Hot beverages can provide immediate and sustained relief from a mucus buildup in the chest.

Staying hydrated thins mucus, making it easier to expel by coughing.

According to a 2008 study, hot beverages provide "immediate and sustained relief" from congestion and accompanying symptoms, such as sneezing, a nagging cough, a sore throat, and chills.

A person can benefit from drinking:
  • broths
  • decaffeinated black or green tea
  • herbal teas
  • warm water

Some of these drinks are available for purchase online, including decaffeinated tea and herbal teas.

2. Steam

Keeping the air moist can loosen mucus and reduce congestion and coughing.
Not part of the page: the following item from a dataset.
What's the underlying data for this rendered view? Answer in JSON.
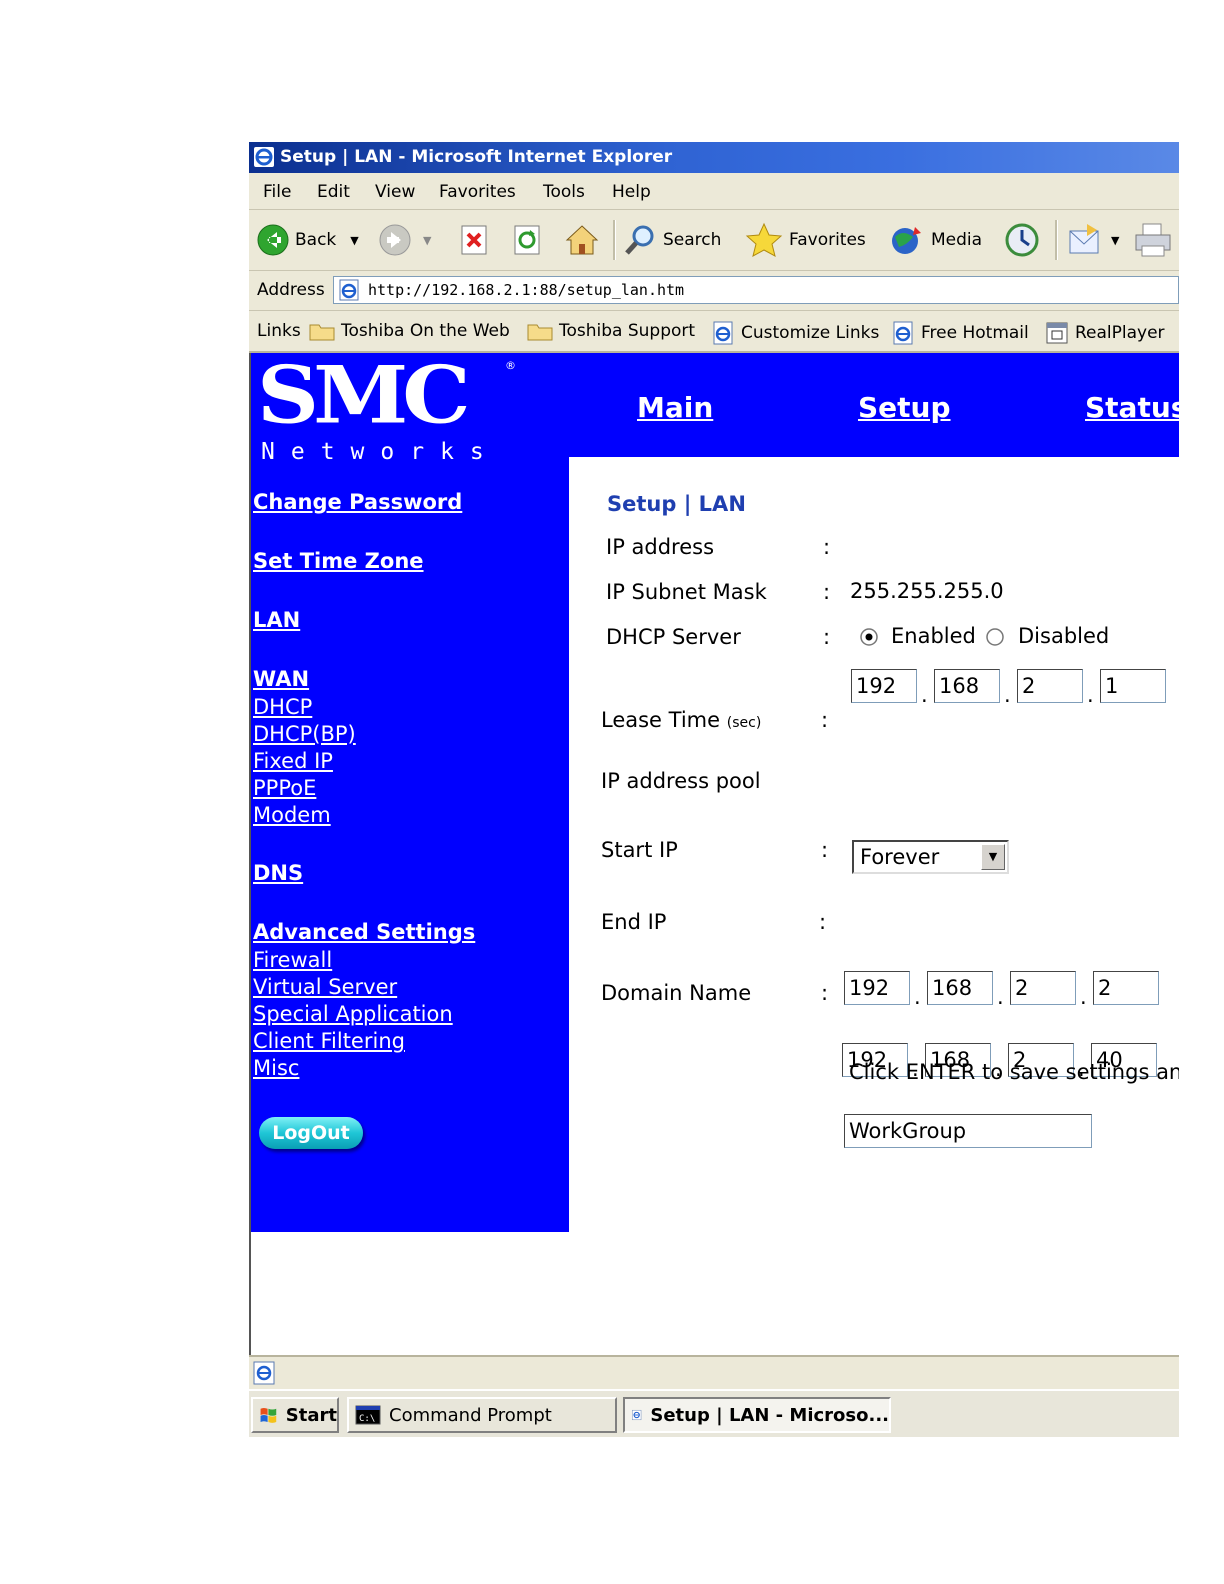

The National Heart, Lung, and Blood Institute recommend using a cool-mist humidifier or steam vaporizer.

People with difficulty sleeping may wish to use a humidifier at night. To maximize the effects, keep windows and doors closed.

Humidifiers must be cleaned regularly to remove bacteria and other pathogens that can make symptoms worse and lead to infection.

Other ways to increase moisture in the air include:

Inhaling steam: Fill a large bowl with hot water. Lean over the bowl and drape a towel over the head to contain the stream. Gently inhale the steam to loosen mucus.
Having a hot shower or bath: The hot water will fill the room with steam and help to alleviate symptoms.

Breathe in the steam for as long as is comfortable, then drink a glass of water to prevent dehydration.

3. Saltwater

Gargling with a mixture of salt and warm water can remove phlegm and mucus from the back of the throat and ease symptoms.

Add half a teaspoon of salt to a cup of warm water. Stir until the salt dissolves.

Gargle with the mixture and allow it to sit in the back of the throat momentarily. Repeat several times a day as needed.

4. Honey

Honey is a popular home remedy, and research suggests that it has antiviral and antibacterial properties.

A person can consume 1 tablespoon of honey every 3 to 4 hours, until the symptoms ease. Honey is not suitable for infants under 12 months of age. 

5. Foods and herbs

Foods most commonly used to alleviate coughs, colds, and a buildup of mucus include: